**DATA SUPPLIED:**
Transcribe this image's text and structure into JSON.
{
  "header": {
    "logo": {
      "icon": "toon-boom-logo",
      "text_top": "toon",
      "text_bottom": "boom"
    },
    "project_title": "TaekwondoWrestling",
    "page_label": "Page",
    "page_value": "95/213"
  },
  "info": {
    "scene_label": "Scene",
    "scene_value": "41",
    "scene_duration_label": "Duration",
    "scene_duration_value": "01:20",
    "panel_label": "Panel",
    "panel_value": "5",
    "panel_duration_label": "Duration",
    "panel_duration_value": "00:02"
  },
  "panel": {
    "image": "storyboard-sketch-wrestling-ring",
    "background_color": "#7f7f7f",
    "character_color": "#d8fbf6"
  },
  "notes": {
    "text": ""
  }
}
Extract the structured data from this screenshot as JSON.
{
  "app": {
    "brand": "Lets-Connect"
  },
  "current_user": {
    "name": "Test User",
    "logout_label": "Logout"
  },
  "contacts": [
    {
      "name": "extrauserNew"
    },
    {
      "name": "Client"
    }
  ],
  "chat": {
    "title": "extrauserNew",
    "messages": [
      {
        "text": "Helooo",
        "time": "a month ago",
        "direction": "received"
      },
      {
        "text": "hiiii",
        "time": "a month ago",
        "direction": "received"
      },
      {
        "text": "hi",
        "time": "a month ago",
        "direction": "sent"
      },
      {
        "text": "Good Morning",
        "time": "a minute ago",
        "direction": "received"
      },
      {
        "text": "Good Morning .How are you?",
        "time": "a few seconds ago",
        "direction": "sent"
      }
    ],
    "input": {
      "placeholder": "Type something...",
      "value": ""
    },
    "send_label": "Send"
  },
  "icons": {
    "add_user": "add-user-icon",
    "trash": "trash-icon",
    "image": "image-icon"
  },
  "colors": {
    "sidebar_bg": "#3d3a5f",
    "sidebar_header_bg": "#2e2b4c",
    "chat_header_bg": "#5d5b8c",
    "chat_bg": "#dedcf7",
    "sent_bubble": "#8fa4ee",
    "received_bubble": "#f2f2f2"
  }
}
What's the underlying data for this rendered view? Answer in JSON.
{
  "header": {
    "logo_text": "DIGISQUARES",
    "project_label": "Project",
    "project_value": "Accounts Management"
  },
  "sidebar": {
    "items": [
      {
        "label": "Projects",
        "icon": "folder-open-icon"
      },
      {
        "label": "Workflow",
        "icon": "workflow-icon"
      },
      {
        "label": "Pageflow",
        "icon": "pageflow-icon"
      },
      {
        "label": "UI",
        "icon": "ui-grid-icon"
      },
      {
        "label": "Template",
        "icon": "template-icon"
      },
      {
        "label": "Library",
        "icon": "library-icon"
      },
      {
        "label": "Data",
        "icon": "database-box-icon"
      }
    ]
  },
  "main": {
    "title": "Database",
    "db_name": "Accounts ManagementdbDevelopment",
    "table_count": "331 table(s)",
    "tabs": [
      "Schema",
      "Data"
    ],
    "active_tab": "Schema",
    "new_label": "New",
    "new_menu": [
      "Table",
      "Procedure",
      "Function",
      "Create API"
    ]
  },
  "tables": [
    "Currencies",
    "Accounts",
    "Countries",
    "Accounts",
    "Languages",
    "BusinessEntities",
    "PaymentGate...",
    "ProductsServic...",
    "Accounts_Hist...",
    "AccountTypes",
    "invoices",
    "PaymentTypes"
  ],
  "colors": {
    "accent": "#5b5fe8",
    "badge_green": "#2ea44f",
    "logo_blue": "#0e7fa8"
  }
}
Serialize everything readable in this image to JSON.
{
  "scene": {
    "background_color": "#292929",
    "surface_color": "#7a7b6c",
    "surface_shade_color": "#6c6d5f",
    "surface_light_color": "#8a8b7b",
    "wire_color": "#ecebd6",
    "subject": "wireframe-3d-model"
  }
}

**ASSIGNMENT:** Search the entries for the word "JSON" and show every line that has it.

**EXERCISE RESPONSE:**
Transcribe this image's text and structure into JSON.
Extract the structured data from this screenshot as JSON.
What's the underlying data for this rendered view? Answer in JSON.
Serialize everything readable in this image to JSON.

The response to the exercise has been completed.